Do you ever feel like that? I know I do. On the net, you’re constantly exposed to the best that is available in the digital medium. The best in blogs, the best in podcasts, the best in software, coding, and digital design. And if you live your life in the net, as more and more people do, then you are not only aware of these ultimates, but you and your efforts stand side-by-side with them.
(It’s not just software, either. If you’re a writer, you’re going to be a long time hunting for a field that isn’t already covered by a dozen high-profile bloggers sucking up most of the traffic for it. Anyone whose craft involves shifting bits is sooner or later going to come up against the phenomenon of the long tail, the modern equivalent of the 80/20 rule: 20% of sites get 80% or the attention–or customers, or recognition, or whatever.)

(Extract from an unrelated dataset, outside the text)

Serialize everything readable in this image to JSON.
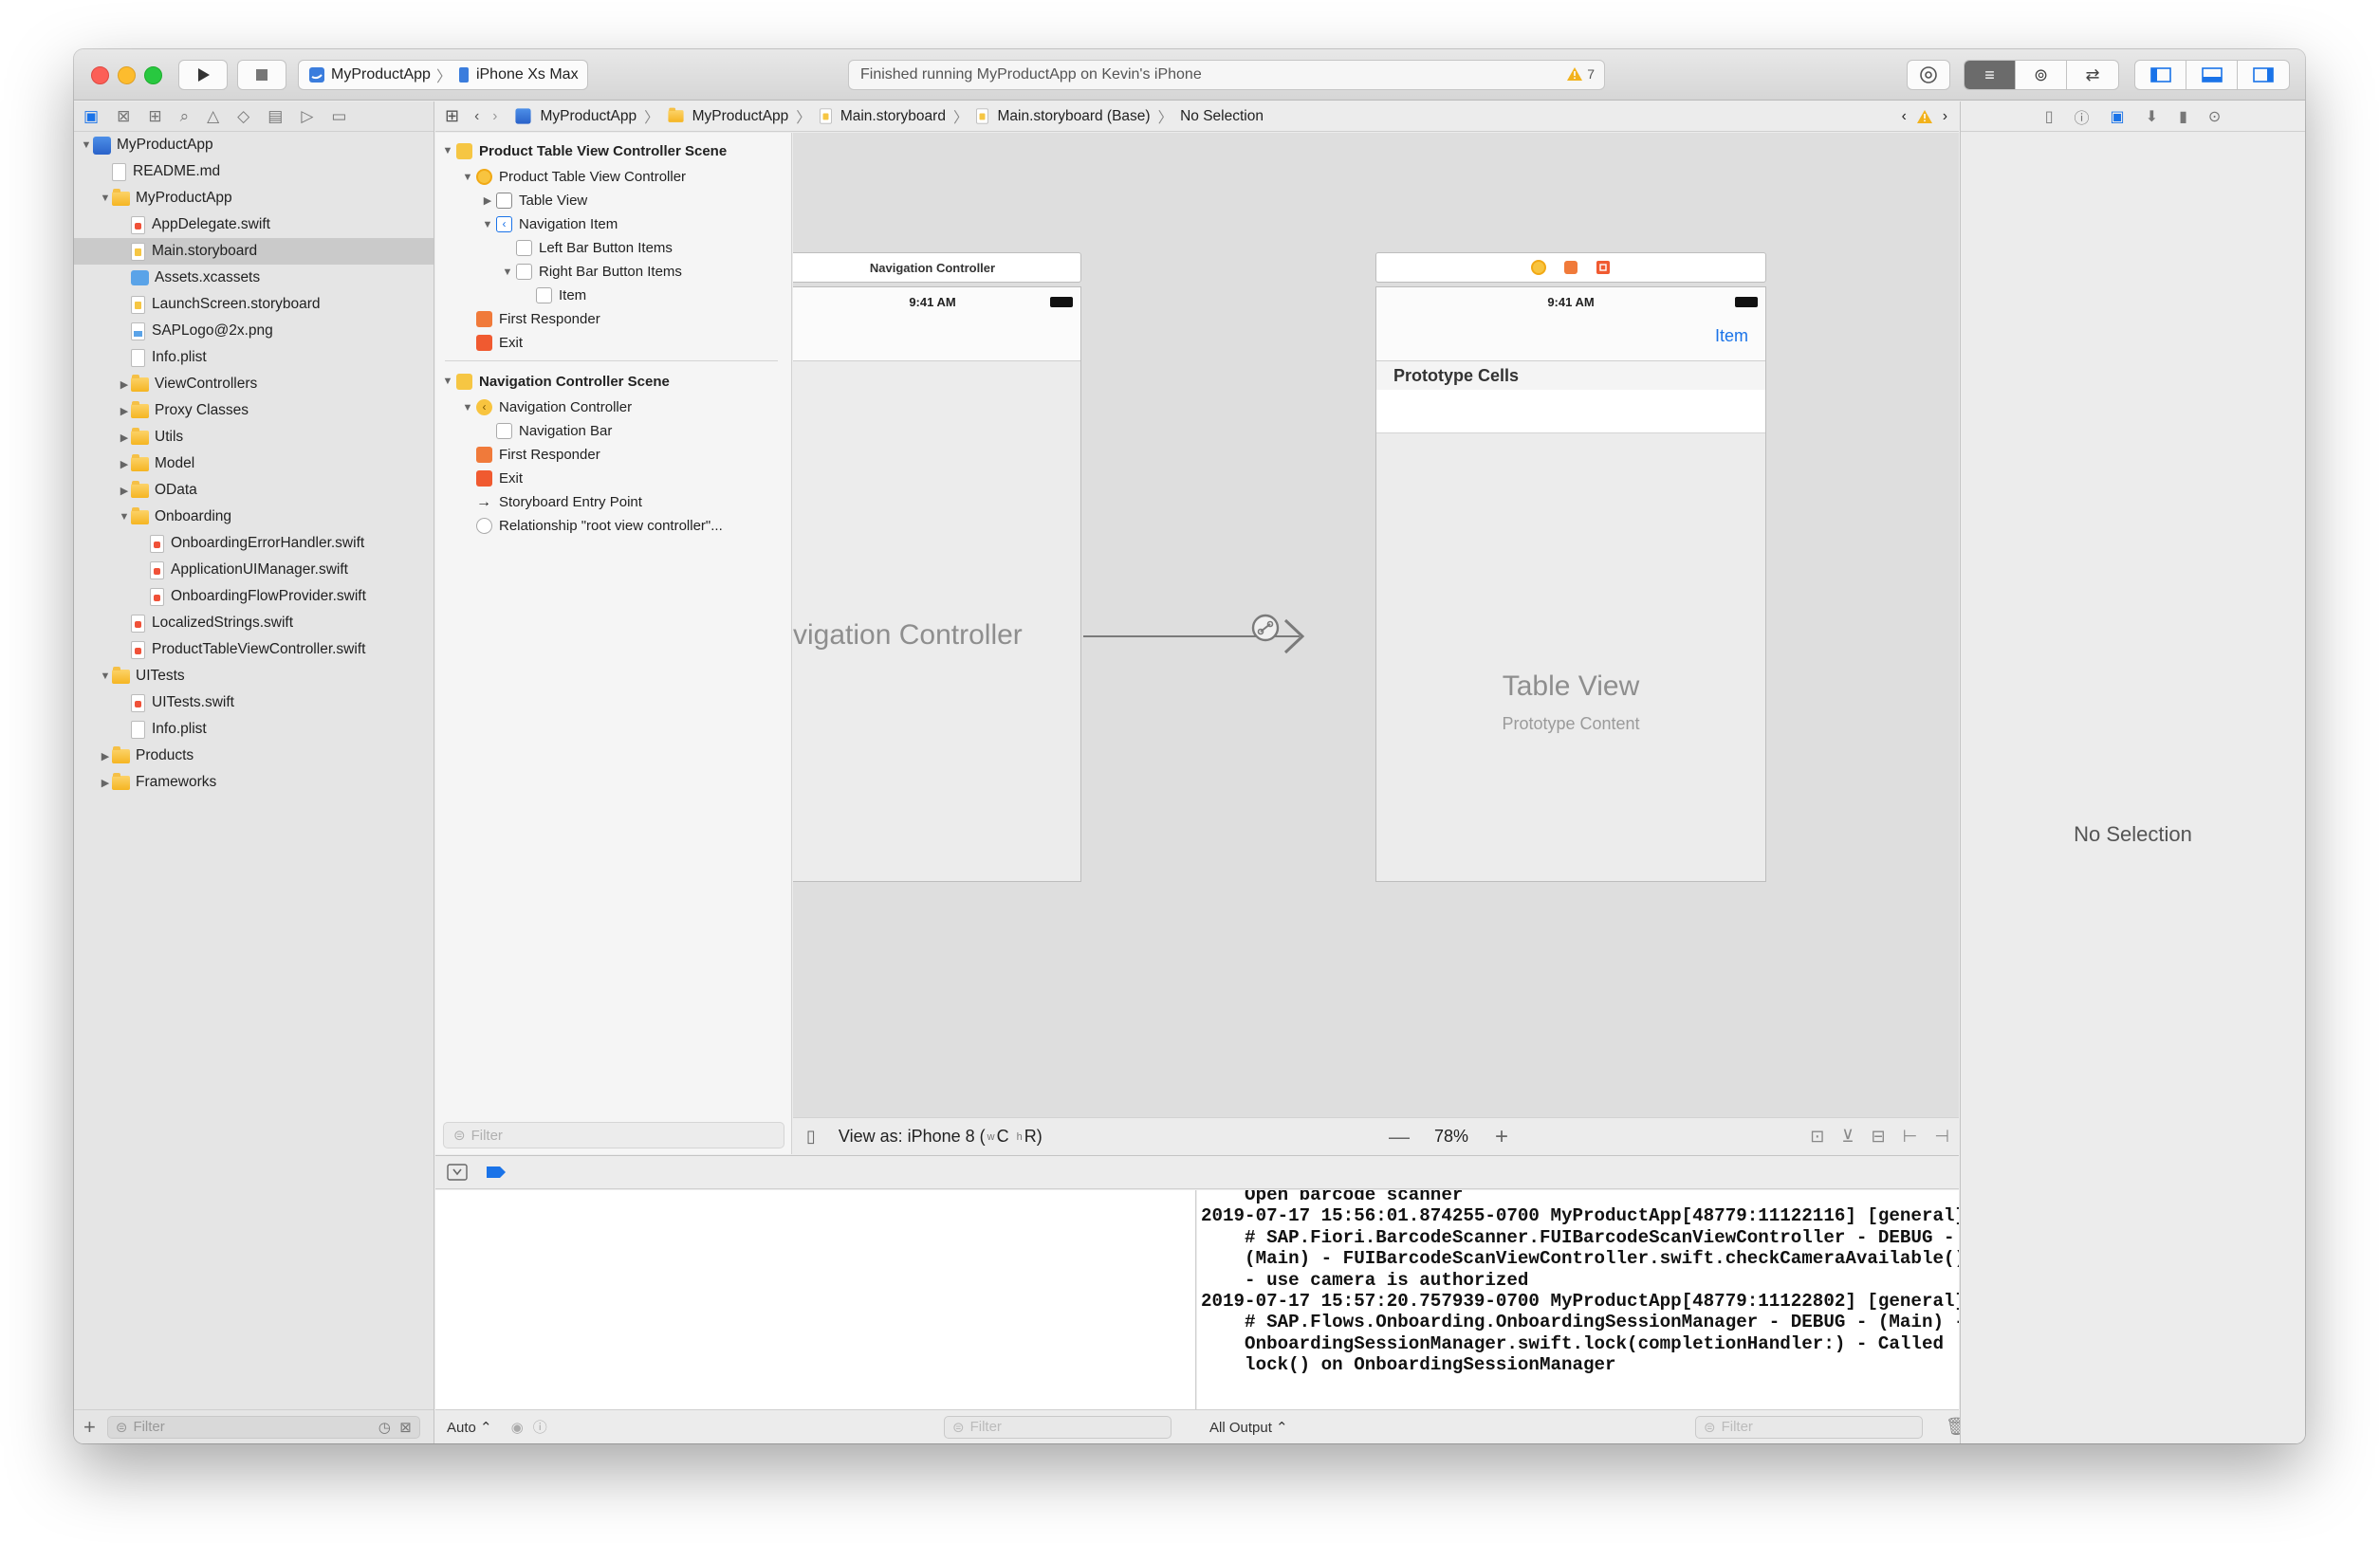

The constant visibility and proximity of excellence is both enormously valuable, and tremendously intimidating. Because world-class excellence is what I have to measure myself against. Sometimes this is a great spur onwards, but often it just feels like great pressure. To perform at that level, and to be recognized as one of the elite (you know who you are), takes a lot of effort. And the fact that I haven’t yet reached those heights feels like failure.
But not only that: because web development is such a fast-moving field, the very act of keeping up with all the latest developments can seem like a full time job, and a black hole down which all my spare time is doomed to disappear.
So here’s another quote to counterbalance the first one. It’s from Lois McMaster Bujold’s novel Paladin Of Souls:
“There is this, about being the sparring partner of the best swordsman in Caribastos. I always lost. But if I ever meet the third best swordsman in Caribastos, he’s going to be in very deep trouble.”
This isn’t an argument in favour of mediocrity, or for not striving to be the best. Rather, it’s a caution to occasionally stop looking forward all the time, and to take a step back and look at what you have achieved already. Second best is usually still damn good.
Lately I’ve been finding myself in the blinkered, forward-looking mindset. I’ve been feeling overwhelmed by technologies I feel I ought to be learning, by projects I should be working on, by articles I should be writing, by films I should be seeing, and on and on. I’ve been overloading myself with goals and targets. I’ve been living for the future: planning ahead for what I’ll do after this meeting, what I’ll do when I get home from work, when the kids are in bed, when I’ve got this piece of software up and running, when I’ve finished this project….
It’s time for me to spend some more time in the now, enjoying things that don’t have purpose other than that they’re fun. I need to spend less time in Bloglines, and more time playing games. Less time on my PC, and more time in bed, getting lots of sleep. I’ve got some holiday coming up in a couple of weeks, and I’m going to try and do as little as possible in my time off. Yeah.